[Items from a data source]

+---+

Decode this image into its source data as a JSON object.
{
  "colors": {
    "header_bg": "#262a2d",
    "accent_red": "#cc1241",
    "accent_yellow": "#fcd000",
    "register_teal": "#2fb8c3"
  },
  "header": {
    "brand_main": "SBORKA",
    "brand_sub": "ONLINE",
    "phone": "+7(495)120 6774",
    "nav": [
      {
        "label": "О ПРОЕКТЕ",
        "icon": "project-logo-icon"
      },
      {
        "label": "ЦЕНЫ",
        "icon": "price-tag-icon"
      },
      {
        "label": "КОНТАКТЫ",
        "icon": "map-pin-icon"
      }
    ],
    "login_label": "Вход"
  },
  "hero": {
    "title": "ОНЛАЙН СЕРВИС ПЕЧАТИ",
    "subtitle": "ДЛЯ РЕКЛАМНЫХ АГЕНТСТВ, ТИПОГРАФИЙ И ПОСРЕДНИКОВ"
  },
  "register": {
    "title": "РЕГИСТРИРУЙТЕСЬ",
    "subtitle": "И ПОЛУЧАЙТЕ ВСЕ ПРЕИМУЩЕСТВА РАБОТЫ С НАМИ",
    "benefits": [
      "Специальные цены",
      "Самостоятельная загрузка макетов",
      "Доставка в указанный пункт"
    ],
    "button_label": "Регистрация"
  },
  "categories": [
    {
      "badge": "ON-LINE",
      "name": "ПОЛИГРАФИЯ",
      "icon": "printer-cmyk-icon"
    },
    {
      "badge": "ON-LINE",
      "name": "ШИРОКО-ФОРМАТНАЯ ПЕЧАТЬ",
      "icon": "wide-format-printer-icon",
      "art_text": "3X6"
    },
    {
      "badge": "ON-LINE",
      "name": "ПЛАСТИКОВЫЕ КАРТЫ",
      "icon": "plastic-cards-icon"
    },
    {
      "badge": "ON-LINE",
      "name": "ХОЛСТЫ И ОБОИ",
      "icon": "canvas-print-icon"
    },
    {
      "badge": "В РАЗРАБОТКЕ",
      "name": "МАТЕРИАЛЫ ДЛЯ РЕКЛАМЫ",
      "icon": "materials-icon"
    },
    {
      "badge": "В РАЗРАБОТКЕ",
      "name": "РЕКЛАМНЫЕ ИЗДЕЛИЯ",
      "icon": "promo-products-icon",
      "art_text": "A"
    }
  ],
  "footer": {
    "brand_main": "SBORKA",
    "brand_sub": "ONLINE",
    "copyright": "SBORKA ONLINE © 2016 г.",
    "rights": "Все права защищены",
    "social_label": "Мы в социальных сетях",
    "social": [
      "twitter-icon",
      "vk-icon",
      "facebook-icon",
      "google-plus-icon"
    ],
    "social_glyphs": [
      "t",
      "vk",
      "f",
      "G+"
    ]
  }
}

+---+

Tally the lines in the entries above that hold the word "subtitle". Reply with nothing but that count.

2